THE DATA section start

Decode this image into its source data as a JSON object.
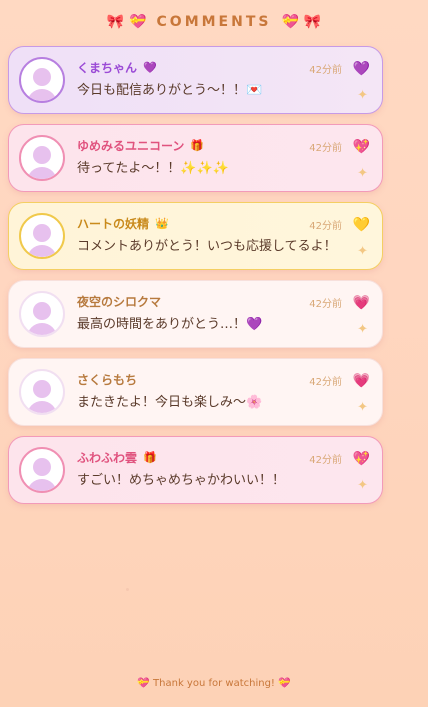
{
  "header": {
    "left_icons": "🎀  💝",
    "title": "COMMENTS",
    "right_icons": "💝  🎀"
  },
  "comments": [
    {
      "name": "くまちゃん",
      "badge": "💜",
      "time": "42分前",
      "message": "今日も配信ありがとう〜！！💌",
      "heart": "💜",
      "theme": "purple"
    },
    {
      "name": "ゆめみるユニコーン",
      "badge": "🎁",
      "time": "42分前",
      "message": "待ってたよ〜！！✨✨✨",
      "heart": "💖",
      "theme": "pink"
    },
    {
      "name": "ハートの妖精",
      "badge": "👑",
      "time": "42分前",
      "message": "コメントありがとう！いつも応援してるよ！",
      "heart": "💛",
      "theme": "gold"
    },
    {
      "name": "夜空のシロクマ",
      "badge": "",
      "time": "42分前",
      "message": "最高の時間をありがとう…！💜",
      "heart": "💗",
      "theme": "white"
    },
    {
      "name": "さくらもち",
      "badge": "",
      "time": "42分前",
      "message": "またきたよ！今日も楽しみ〜🌸",
      "heart": "💗",
      "theme": "white"
    },
    {
      "name": "ふわふわ雲",
      "badge": "🎁",
      "time": "42分前",
      "message": "すごい！めちゃめちゃかわいい！！",
      "heart": "💖",
      "theme": "pink"
    }
  ],
  "sparkle": "✦",
  "footer": "💝 Thank you for watching! 💝"
}
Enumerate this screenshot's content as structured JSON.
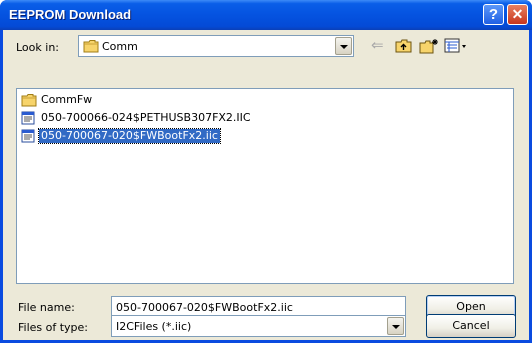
{
  "window": {
    "title": "EEPROM Download"
  },
  "lookin": {
    "label": "Look in:",
    "value": "Comm",
    "value_icon": "folder-icon"
  },
  "toolbar": {
    "icons": [
      "back-arrow-icon",
      "up-folder-icon",
      "new-folder-icon",
      "view-menu-icon"
    ]
  },
  "files": {
    "items": [
      {
        "name": "CommFw",
        "icon": "folder-icon"
      },
      {
        "name": "050-700066-024$PETHUSB307FX2.IIC",
        "icon": "file-icon"
      },
      {
        "name": "050-700067-020$FWBootFx2.iic",
        "icon": "file-icon",
        "selected": true
      }
    ]
  },
  "filename": {
    "label": "File name:",
    "value": "050-700067-020$FWBootFx2.iic"
  },
  "filetype": {
    "label": "Files of type:",
    "value": "I2CFiles (*.iic)"
  },
  "buttons": {
    "open": "Open",
    "cancel": "Cancel",
    "help": "?",
    "close": "✕"
  },
  "colors": {
    "titlebar": "#0553e0",
    "selection": "#316ac5",
    "dialog_face": "#ece9d8"
  }
}
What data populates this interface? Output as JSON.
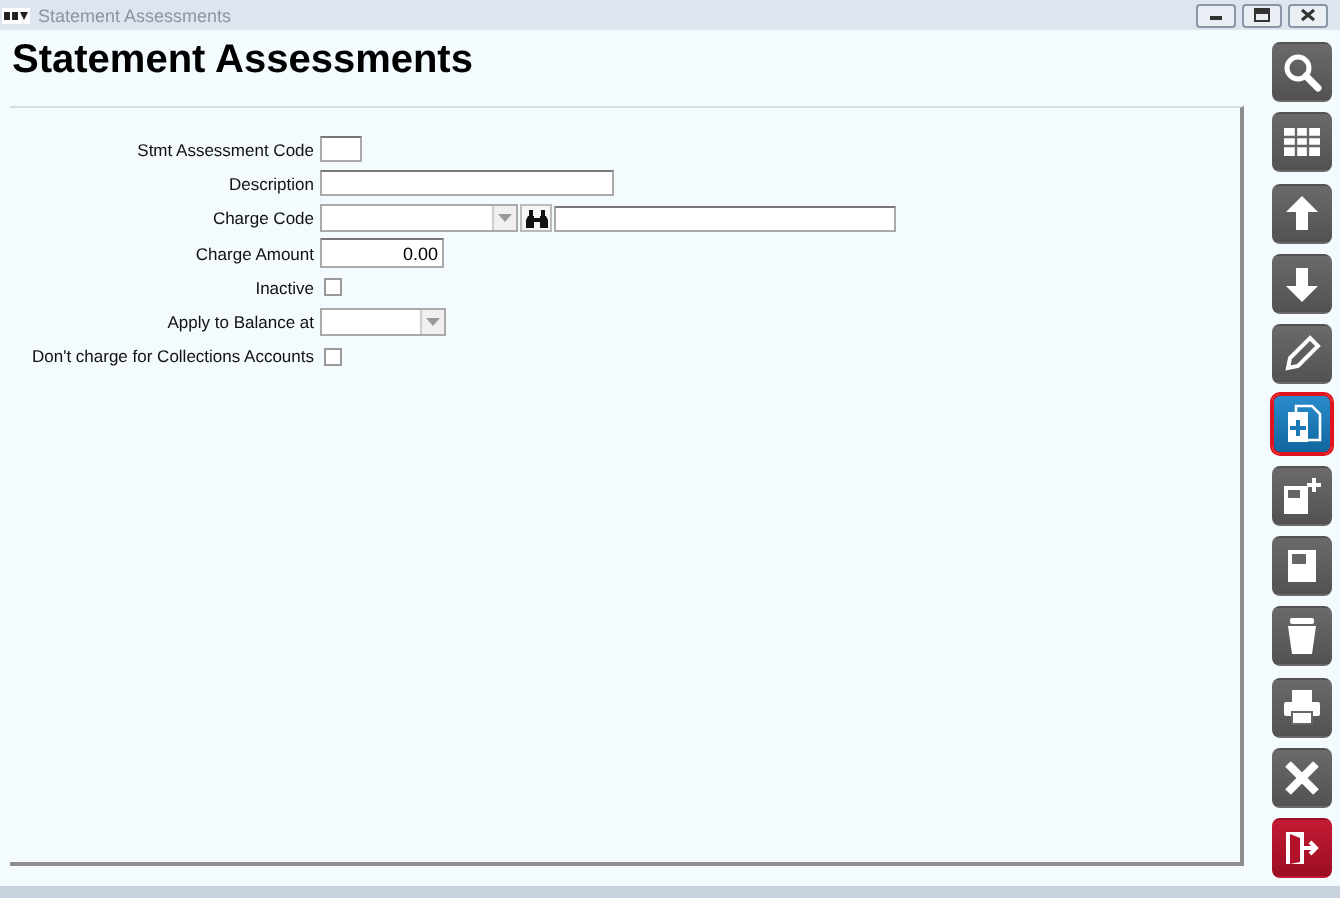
{
  "window": {
    "title": "Statement Assessments"
  },
  "heading": "Statement Assessments",
  "fields": [
    {
      "kind": "code",
      "label": "Stmt Assessment Code"
    },
    {
      "kind": "text",
      "label": "Description"
    },
    {
      "kind": "lookup",
      "label": "Charge Code"
    },
    {
      "kind": "number",
      "label": "Charge Amount",
      "value": "0.00"
    },
    {
      "kind": "checkbox",
      "label": "Inactive",
      "checked": false
    },
    {
      "kind": "select",
      "label": "Apply to Balance at"
    },
    {
      "kind": "checkbox",
      "label": "Don't charge for Collections Accounts",
      "checked": false
    }
  ],
  "toolbar": [
    {
      "kind": "search",
      "selected": false
    },
    {
      "kind": "grid",
      "selected": false
    },
    {
      "kind": "up",
      "selected": false
    },
    {
      "kind": "down",
      "selected": false
    },
    {
      "kind": "edit",
      "selected": false
    },
    {
      "kind": "new",
      "selected": true
    },
    {
      "kind": "save-new",
      "selected": false
    },
    {
      "kind": "save",
      "selected": false
    },
    {
      "kind": "delete",
      "selected": false
    },
    {
      "kind": "print",
      "selected": false
    },
    {
      "kind": "close",
      "selected": false
    },
    {
      "kind": "exit",
      "selected": false
    }
  ]
}
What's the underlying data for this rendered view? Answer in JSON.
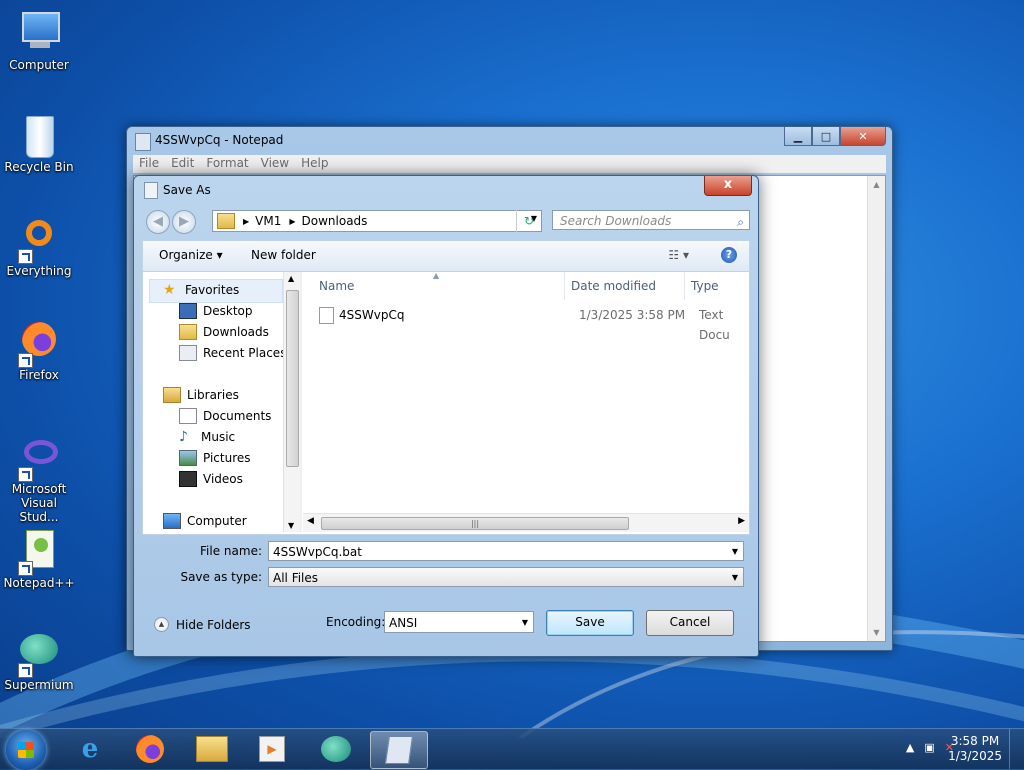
{
  "desktop": {
    "icons": [
      {
        "label": "Computer"
      },
      {
        "label": "Recycle Bin"
      },
      {
        "label": "Everything"
      },
      {
        "label": "Firefox"
      },
      {
        "label": "Microsoft Visual Stud..."
      },
      {
        "label": "Notepad++"
      },
      {
        "label": "Supermium"
      }
    ]
  },
  "notepad": {
    "title": "4SSWvpCq - Notepad",
    "menu": [
      "File",
      "Edit",
      "Format",
      "View",
      "Help"
    ]
  },
  "dialog": {
    "title": "Save As",
    "close": "x",
    "breadcrumb": [
      "VM1",
      "Downloads"
    ],
    "search_placeholder": "Search Downloads",
    "toolbar": {
      "organize": "Organize ▾",
      "new_folder": "New folder"
    },
    "nav": {
      "favorites": "Favorites",
      "desktop": "Desktop",
      "downloads": "Downloads",
      "recent": "Recent Places",
      "libraries": "Libraries",
      "documents": "Documents",
      "music": "Music",
      "pictures": "Pictures",
      "videos": "Videos",
      "computer": "Computer"
    },
    "columns": {
      "name": "Name",
      "date": "Date modified",
      "type": "Type"
    },
    "files": [
      {
        "name": "4SSWvpCq",
        "date": "1/3/2025 3:58 PM",
        "type": "Text Docu"
      }
    ],
    "filename_label": "File name:",
    "filename_value": "4SSWvpCq.bat",
    "savetype_label": "Save as type:",
    "savetype_value": "All Files",
    "hide_folders": "Hide Folders",
    "encoding_label": "Encoding:",
    "encoding_value": "ANSI",
    "save": "Save",
    "cancel": "Cancel"
  },
  "taskbar": {
    "time": "3:58 PM",
    "date": "1/3/2025"
  }
}
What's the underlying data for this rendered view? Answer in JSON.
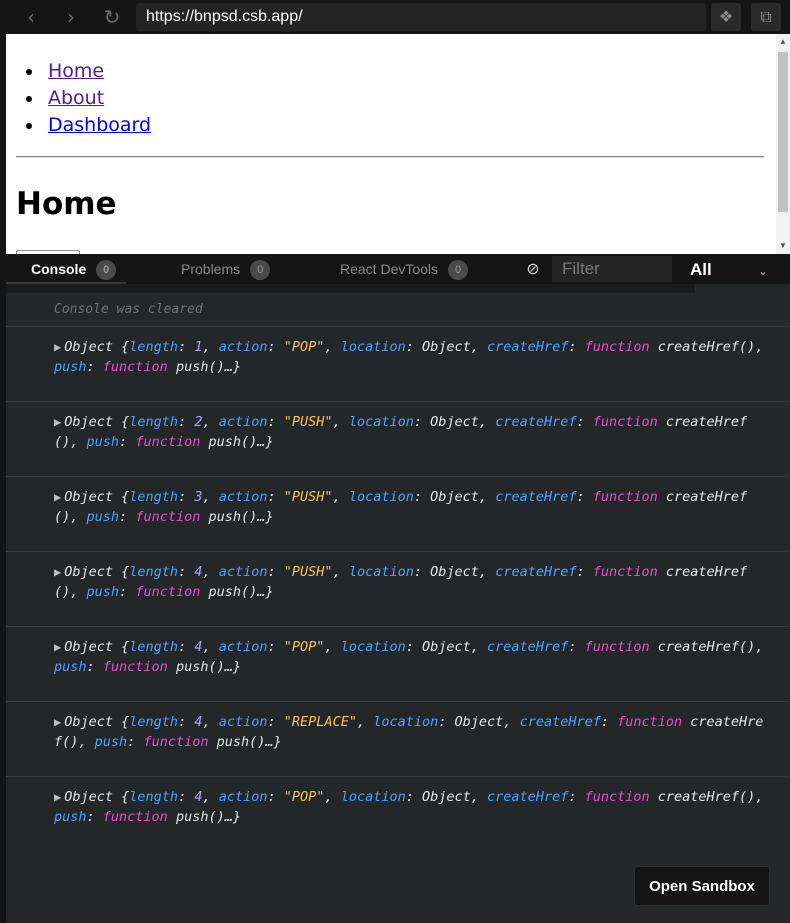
{
  "browser": {
    "back_icon": "chevron-left-icon",
    "forward_icon": "chevron-right-icon",
    "reload_icon": "reload-icon",
    "url": "https://bnpsd.csb.app/",
    "extensions_icon": "codesandbox-icon",
    "open_new_window_icon": "external-link-icon"
  },
  "preview": {
    "nav_links": [
      {
        "label": "Home",
        "visited": true
      },
      {
        "label": "About",
        "visited": true
      },
      {
        "label": "Dashboard",
        "visited": false
      }
    ],
    "heading": "Home"
  },
  "devtools": {
    "tabs": [
      {
        "label": "Console",
        "count": "0",
        "active": true
      },
      {
        "label": "Problems",
        "count": "0",
        "active": false
      },
      {
        "label": "React DevTools",
        "count": "0",
        "active": false
      }
    ],
    "filter_placeholder": "Filter",
    "level": "All",
    "cleared_message": "Console was cleared",
    "entries": [
      {
        "length": "1",
        "action": "\"POP\""
      },
      {
        "length": "2",
        "action": "\"PUSH\""
      },
      {
        "length": "3",
        "action": "\"PUSH\""
      },
      {
        "length": "4",
        "action": "\"PUSH\""
      },
      {
        "length": "4",
        "action": "\"POP\""
      },
      {
        "length": "4",
        "action": "\"REPLACE\""
      },
      {
        "length": "4",
        "action": "\"POP\""
      }
    ],
    "entry_text": {
      "object": "Object",
      "open_brace": "{",
      "length_key": "length",
      "action_key": "action",
      "location_key": "location",
      "location_value": "Object",
      "createhref_key": "createHref",
      "function_keyword": "function",
      "createhref_value": "createHref()",
      "push_key": "push",
      "push_value": "push()",
      "close": "…}"
    },
    "open_sandbox_label": "Open Sandbox"
  }
}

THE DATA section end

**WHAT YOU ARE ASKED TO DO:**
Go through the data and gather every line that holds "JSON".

**WRITTEN ANSWER:**
Decode this image into its source data as a JSON object.
Enumerate this screenshot's content as structured JSON.
What data populates this interface? Output as JSON.
What's the underlying data for this rendered view? Answer in JSON.
What's the underlying data for this rendered view? Answer in JSON.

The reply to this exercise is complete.